TASK DIRECTIONS:
Each line of the data holding "行受影响" should be found and copied.

[Excerpts from an interface dataset]
┄┄┄┄┄┄┄┄┄┄

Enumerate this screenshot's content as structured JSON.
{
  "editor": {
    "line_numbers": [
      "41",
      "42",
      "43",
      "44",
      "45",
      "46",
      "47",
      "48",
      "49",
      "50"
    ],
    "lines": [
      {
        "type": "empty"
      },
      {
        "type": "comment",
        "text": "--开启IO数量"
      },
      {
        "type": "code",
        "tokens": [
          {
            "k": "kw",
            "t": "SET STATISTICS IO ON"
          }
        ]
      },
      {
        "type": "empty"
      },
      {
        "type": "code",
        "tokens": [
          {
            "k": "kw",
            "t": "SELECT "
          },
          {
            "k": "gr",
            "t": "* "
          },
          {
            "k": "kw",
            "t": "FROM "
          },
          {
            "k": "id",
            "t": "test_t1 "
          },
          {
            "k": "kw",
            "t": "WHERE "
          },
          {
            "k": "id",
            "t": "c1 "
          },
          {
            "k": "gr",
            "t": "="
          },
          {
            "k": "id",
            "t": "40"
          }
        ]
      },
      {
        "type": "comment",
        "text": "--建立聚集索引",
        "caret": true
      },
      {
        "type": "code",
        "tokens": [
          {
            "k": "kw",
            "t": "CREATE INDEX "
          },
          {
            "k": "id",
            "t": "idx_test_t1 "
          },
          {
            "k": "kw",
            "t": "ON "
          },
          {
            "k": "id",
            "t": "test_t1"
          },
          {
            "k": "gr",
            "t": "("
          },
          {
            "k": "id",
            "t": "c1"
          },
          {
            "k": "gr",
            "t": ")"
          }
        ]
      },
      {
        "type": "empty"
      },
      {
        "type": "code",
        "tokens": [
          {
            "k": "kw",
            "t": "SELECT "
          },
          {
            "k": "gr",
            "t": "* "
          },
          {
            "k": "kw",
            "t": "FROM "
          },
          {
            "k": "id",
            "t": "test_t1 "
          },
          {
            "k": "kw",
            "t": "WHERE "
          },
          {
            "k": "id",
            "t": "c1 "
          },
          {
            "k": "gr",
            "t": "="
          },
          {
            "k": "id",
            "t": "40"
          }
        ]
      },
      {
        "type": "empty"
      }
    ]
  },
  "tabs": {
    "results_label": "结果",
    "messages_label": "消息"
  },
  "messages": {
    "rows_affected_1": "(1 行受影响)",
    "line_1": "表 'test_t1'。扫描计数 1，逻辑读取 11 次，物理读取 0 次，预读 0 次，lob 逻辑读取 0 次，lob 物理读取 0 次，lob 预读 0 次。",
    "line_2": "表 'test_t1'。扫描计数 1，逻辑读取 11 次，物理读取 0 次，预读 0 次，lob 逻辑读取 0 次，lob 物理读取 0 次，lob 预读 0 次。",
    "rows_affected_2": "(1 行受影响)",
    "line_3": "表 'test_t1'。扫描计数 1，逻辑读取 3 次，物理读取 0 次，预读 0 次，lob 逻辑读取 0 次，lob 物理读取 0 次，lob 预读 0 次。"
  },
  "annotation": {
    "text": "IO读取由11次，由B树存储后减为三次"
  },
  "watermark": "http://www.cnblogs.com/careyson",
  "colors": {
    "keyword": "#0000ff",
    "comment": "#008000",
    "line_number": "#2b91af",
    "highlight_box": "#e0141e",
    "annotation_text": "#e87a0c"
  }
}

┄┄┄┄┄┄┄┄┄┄

ANSWER AREA:
    "rows_affected_1": "(1 行受影响)",
    "rows_affected_2": "(1 行受影响)",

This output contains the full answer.